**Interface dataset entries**

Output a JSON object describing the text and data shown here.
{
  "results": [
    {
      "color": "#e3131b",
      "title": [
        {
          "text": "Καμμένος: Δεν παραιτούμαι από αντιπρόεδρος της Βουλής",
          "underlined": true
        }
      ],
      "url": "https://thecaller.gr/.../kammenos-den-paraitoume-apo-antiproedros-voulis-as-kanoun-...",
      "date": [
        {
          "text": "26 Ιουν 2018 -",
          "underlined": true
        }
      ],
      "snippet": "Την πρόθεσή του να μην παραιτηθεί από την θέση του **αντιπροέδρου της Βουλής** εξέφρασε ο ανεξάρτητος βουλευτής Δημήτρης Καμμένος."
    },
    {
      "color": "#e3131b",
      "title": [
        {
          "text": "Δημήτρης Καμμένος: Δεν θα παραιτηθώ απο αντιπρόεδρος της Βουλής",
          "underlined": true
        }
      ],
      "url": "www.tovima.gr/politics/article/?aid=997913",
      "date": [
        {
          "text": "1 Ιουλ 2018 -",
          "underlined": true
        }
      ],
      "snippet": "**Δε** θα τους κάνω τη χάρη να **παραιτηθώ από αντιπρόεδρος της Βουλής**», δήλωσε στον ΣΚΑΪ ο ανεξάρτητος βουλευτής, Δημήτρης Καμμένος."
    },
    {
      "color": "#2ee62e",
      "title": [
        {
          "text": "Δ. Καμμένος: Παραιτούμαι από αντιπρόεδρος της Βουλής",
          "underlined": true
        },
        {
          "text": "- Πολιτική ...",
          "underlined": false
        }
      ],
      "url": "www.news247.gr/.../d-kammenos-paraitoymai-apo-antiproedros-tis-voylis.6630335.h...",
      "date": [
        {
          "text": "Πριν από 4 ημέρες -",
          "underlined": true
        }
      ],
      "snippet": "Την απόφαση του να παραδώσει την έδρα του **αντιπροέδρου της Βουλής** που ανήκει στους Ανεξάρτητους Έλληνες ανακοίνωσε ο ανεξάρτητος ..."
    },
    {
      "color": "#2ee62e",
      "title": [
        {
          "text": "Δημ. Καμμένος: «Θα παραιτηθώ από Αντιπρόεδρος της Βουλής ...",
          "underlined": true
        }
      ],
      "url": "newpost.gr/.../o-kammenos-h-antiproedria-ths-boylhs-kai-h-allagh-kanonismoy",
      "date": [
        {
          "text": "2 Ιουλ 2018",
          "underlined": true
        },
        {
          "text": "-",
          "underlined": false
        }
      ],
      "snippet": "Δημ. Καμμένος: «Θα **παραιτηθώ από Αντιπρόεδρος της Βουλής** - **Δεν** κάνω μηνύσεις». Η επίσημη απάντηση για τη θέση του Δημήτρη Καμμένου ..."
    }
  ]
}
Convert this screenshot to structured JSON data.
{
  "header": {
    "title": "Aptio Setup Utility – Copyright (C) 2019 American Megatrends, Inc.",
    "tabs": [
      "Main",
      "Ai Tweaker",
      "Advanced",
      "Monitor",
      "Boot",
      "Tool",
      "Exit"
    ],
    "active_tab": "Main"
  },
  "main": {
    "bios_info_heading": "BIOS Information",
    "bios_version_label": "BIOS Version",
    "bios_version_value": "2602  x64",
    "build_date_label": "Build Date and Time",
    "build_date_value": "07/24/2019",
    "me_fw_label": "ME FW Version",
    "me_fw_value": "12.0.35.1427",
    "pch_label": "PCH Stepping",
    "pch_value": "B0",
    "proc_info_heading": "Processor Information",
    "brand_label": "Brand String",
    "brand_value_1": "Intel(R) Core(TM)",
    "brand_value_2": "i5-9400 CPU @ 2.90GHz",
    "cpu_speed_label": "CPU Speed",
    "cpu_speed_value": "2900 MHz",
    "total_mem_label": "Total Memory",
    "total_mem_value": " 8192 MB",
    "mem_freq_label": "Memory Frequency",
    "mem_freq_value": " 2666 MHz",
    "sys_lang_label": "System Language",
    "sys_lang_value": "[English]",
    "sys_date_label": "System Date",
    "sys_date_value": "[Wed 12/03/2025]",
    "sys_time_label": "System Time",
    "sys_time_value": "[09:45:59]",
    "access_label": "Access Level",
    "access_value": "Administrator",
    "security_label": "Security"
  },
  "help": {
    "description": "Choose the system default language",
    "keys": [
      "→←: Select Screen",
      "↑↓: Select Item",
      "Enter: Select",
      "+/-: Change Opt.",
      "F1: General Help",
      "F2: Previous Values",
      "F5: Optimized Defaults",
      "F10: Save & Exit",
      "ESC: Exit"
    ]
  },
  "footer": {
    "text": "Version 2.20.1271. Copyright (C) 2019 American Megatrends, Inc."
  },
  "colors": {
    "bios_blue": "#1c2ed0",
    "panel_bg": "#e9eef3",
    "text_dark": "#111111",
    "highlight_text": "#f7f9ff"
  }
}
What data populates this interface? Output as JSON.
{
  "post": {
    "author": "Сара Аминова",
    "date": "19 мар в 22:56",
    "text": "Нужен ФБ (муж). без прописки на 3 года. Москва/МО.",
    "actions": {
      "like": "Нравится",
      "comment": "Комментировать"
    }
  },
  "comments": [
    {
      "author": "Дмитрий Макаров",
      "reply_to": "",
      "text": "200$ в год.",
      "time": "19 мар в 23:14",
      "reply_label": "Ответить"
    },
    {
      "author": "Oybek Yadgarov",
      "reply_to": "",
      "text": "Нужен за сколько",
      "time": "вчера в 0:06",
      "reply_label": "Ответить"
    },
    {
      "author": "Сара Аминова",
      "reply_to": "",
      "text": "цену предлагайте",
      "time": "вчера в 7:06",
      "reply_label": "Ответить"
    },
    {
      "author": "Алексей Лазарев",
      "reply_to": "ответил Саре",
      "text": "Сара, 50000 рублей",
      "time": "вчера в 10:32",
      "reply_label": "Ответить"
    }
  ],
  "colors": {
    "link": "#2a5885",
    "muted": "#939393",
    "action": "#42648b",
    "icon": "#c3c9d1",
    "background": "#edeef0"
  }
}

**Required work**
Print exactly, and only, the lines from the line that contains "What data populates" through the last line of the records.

**Written response**
What data populates this interface? Output as JSON.
{
  "post": {
    "author": "Сара Аминова",
    "date": "19 мар в 22:56",
    "text": "Нужен ФБ (муж). без прописки на 3 года. Москва/МО.",
    "actions": {
      "like": "Нравится",
      "comment": "Комментировать"
    }
  },
  "comments": [
    {
      "author": "Дмитрий Макаров",
      "reply_to": "",
      "text": "200$ в год.",
      "time": "19 мар в 23:14",
      "reply_label": "Ответить"
    },
    {
      "author": "Oybek Yadgarov",
      "reply_to": "",
      "text": "Нужен за сколько",
      "time": "вчера в 0:06",
      "reply_label": "Ответить"
    },
    {
      "author": "Сара Аминова",
      "reply_to": "",
      "text": "цену предлагайте",
      "time": "вчера в 7:06",
      "reply_label": "Ответить"
    },
    {
      "author": "Алексей Лазарев",
      "reply_to": "ответил Саре",
      "text": "Сара, 50000 рублей",
      "time": "вчера в 10:32",
      "reply_label": "Ответить"
    }
  ],
  "colors": {
    "link": "#2a5885",
    "muted": "#939393",
    "action": "#42648b",
    "icon": "#c3c9d1",
    "background": "#edeef0"
  }
}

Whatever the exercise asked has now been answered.